(Element data from apps and pages)
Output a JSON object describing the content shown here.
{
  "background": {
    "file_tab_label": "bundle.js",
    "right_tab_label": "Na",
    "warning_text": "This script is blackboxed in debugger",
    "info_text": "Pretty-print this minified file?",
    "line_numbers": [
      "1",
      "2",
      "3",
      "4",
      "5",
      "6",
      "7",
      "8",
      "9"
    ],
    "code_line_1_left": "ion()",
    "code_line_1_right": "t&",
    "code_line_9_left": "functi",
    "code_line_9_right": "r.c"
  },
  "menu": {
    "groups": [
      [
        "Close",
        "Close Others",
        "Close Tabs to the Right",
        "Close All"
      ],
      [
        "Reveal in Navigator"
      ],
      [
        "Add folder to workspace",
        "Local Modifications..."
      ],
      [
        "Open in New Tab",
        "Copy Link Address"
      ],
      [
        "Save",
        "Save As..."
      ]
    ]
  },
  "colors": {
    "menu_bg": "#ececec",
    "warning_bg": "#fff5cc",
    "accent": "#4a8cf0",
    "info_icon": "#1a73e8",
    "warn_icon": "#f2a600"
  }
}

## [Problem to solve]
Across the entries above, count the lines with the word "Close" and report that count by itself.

## [Task result]
4